The government has announced a further pruning of vocational and technical education. According to the DfE, there are some 12 000 different qualifications - many of which, it argues have few or no students. In this respect the decision to cull almost half of them, could as the Department claims, represent an attempt to bring … Continue reading As Education ministers pull plug on vocational qualifications, what future for BTECs?
This week has been National Apprenticeship Week, with young people appearing on national media to promote the schemes. There are clearly some very good ones. But January also saw the release of new data on apprenticeship starts and apprentice profiles providing a very mixed picture. The good After a difficult period since the introduction of the … Continue reading Apprenticeship statistics – the good and the bad.
Despite being a statutory requirement, (even if LEAs and schools are without the resources, let alone the incentive to enforce it) latest figures show one in six 17-year olds, not in full-time education. As an alternative, a young person can take up employment with training, in other words some kind of apprenticeship, but only 6% … Continue reading Despite the raising of the leaving age, one in six 17-year olds are not in full-time education
Labour has always been the party of manufacturing. By the second half of the 20th century, factory workers had taken over from those working in ‘primary’ production as Labour’s main union base. A need to rebuild manufacture is now, if speeches by leadership candidates and trade union general secretaries are anything to go by, seen … Continue reading Manufacturing jobs are not coming back.
YouGov data in the last few days - showing Labour's still winning a large majority of the younger electorate. Confirming the new relationship between educational attainment and voting. But also, between occupational class and politics.
Labour’s inability to defend its ‘red wall’ - working class constituencies in the North of England and parts of the Midlands has led to excruciating post-election media attention, concentrating mainly on Jeremy Corbyn's leadership. But declining support among the traditional working class has been an issue for many years. In response to Labour's 1979 … Continue reading The Forward March of Labour Halted (once again)
Labour’s planned tax rises for those earning over £80 000 have attracted their fair share of controversy. While these will affect comparatively few (around 5%), some critics argue that Labour would have to impose wider increases in income tax to pay for its program.
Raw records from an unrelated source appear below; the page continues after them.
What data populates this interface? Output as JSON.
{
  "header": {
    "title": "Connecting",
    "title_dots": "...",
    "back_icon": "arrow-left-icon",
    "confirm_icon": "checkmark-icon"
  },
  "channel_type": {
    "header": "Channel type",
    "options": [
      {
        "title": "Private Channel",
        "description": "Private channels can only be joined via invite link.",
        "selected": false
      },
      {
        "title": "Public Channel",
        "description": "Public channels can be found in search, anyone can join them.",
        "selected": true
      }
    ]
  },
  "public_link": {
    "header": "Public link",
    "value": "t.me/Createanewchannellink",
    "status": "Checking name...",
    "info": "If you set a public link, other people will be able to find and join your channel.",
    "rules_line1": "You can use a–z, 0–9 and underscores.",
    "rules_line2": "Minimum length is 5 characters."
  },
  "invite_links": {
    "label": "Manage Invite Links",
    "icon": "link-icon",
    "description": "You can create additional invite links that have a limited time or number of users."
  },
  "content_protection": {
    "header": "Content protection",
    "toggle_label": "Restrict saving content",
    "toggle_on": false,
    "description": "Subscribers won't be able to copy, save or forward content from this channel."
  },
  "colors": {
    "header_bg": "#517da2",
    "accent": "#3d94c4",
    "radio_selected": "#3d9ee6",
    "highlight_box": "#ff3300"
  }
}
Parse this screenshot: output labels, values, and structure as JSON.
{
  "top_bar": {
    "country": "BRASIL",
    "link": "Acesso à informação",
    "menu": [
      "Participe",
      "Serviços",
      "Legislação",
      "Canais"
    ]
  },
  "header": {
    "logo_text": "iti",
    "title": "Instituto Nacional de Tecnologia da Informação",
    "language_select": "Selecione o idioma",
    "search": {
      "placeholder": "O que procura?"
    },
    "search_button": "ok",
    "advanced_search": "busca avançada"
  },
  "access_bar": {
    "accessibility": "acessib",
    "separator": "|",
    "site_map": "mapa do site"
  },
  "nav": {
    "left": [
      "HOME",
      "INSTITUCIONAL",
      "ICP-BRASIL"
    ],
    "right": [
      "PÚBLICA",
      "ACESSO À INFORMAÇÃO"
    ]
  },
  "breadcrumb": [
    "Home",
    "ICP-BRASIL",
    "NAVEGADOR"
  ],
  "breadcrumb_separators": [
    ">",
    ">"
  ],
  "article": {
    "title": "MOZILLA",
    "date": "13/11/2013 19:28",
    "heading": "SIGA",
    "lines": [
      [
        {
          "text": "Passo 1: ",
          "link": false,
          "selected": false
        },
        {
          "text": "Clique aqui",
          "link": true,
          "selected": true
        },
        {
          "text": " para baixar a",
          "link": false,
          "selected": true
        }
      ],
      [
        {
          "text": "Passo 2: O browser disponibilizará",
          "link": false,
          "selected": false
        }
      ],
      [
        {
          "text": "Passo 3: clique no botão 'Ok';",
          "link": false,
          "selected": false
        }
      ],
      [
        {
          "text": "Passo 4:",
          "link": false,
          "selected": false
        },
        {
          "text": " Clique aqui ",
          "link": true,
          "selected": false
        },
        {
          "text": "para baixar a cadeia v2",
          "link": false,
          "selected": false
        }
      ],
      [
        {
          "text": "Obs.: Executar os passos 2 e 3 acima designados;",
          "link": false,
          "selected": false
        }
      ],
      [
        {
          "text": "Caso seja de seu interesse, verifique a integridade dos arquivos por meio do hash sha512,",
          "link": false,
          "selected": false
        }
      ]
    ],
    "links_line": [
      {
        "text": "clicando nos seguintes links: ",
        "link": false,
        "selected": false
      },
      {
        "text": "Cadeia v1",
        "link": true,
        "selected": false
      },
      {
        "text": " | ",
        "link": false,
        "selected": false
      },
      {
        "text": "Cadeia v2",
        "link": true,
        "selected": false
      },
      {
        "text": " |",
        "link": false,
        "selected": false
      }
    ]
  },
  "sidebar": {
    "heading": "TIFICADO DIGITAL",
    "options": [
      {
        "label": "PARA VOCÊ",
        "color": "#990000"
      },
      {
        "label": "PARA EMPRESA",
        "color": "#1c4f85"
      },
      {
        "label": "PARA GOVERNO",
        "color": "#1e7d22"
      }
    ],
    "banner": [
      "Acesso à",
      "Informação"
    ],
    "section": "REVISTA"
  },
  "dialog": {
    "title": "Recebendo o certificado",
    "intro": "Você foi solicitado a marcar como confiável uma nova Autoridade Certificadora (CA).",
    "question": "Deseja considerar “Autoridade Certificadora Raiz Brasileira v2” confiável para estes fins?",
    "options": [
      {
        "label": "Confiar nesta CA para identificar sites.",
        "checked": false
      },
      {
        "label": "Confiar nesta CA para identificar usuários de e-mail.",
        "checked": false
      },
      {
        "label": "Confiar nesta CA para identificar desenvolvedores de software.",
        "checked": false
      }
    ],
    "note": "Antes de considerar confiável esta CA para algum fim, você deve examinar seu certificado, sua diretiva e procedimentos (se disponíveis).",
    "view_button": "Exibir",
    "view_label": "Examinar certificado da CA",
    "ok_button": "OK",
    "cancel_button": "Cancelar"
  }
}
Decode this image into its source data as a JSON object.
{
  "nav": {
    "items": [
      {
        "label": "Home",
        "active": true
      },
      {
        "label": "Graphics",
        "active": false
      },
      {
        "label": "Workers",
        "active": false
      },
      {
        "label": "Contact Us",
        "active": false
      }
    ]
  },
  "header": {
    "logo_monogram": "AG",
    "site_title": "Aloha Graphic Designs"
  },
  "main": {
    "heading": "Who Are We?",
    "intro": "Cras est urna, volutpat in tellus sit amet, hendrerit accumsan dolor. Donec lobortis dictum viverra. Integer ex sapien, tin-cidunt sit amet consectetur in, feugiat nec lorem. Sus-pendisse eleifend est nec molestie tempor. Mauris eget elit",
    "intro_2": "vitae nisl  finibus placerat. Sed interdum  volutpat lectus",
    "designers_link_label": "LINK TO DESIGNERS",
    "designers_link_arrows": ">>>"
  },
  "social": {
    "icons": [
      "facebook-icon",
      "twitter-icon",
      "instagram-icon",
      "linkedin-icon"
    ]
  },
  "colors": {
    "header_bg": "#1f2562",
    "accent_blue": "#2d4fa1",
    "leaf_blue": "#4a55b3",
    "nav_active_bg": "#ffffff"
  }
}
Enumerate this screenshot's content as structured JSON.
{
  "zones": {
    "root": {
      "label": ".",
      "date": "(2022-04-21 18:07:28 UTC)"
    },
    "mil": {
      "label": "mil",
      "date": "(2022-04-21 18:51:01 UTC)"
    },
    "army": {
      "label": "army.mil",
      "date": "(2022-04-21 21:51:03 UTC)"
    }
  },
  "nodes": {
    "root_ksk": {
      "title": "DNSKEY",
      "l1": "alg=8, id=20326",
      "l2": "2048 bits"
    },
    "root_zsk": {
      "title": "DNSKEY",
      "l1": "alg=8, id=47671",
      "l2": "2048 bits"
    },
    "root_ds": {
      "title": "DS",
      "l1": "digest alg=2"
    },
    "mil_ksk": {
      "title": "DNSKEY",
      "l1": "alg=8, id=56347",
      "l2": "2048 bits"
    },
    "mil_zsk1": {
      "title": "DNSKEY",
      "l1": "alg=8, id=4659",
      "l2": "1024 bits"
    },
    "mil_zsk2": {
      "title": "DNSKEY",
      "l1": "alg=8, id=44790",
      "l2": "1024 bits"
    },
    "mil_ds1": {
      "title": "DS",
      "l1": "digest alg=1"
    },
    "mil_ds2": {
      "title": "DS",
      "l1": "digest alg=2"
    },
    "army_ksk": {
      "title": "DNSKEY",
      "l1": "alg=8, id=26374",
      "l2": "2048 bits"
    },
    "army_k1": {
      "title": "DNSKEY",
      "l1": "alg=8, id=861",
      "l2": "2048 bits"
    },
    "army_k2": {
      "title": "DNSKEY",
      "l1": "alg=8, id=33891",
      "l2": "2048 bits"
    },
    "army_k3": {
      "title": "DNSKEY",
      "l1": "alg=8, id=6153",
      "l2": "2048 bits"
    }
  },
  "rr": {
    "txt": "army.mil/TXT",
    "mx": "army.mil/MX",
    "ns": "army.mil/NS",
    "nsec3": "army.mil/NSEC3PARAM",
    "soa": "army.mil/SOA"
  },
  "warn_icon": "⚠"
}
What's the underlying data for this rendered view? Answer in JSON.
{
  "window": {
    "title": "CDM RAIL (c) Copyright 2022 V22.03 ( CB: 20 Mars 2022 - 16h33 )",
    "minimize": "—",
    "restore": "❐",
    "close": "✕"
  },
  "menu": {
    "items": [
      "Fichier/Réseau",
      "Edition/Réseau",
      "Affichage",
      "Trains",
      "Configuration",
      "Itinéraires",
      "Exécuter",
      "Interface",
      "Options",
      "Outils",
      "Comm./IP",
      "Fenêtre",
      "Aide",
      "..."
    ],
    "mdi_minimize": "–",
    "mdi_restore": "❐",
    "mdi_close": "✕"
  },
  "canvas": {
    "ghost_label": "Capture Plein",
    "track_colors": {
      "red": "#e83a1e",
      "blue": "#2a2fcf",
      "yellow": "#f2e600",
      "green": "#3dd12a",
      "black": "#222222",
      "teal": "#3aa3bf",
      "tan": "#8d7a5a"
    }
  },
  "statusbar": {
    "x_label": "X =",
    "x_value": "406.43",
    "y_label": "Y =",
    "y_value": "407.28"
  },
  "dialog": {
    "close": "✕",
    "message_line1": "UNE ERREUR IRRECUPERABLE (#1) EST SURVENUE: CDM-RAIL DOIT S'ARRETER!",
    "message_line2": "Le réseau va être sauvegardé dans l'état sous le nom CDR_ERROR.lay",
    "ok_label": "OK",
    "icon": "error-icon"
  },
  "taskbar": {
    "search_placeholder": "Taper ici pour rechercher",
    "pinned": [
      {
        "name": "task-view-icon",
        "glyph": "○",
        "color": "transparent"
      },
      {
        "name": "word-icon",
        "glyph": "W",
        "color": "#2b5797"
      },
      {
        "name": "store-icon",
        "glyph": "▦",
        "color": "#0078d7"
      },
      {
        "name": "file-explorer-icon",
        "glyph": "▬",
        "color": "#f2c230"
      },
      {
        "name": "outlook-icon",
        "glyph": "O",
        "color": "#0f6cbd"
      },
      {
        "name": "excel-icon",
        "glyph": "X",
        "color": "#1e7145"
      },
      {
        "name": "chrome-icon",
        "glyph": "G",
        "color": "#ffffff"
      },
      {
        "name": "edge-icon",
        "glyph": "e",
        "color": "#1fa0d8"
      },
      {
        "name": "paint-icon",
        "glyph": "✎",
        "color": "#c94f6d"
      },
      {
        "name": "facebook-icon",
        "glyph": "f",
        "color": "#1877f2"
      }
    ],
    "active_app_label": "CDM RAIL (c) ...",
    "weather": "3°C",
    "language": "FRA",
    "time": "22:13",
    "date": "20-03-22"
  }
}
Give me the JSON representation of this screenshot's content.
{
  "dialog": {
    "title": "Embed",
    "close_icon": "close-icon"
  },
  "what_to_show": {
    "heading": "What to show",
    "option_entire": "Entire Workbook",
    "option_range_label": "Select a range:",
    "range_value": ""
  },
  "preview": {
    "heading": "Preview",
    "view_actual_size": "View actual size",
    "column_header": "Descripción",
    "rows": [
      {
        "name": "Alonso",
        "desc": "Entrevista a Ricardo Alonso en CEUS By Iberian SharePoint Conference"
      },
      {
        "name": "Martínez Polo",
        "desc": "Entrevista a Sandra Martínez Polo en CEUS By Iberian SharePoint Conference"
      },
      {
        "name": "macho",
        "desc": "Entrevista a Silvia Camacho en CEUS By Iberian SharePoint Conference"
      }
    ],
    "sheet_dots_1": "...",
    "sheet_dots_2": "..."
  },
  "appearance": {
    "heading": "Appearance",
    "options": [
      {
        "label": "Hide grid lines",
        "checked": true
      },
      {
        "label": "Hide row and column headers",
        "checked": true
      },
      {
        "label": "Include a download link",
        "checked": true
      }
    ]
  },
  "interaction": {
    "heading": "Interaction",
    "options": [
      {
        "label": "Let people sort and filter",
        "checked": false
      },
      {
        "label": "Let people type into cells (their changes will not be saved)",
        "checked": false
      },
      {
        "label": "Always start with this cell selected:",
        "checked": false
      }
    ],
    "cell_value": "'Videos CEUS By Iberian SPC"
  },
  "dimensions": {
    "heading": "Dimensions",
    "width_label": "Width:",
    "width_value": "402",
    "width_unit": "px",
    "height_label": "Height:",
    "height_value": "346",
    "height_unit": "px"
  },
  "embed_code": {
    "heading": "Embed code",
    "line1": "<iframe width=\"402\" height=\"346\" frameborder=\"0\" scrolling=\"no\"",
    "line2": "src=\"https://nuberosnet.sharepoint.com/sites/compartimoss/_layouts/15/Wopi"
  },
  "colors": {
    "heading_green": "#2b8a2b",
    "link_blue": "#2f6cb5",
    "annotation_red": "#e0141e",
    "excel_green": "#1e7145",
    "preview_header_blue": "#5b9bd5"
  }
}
But as the graph below shows opportunities appear limited. Levels of … Continue reading Income inequality and Labour’s mild tax reforms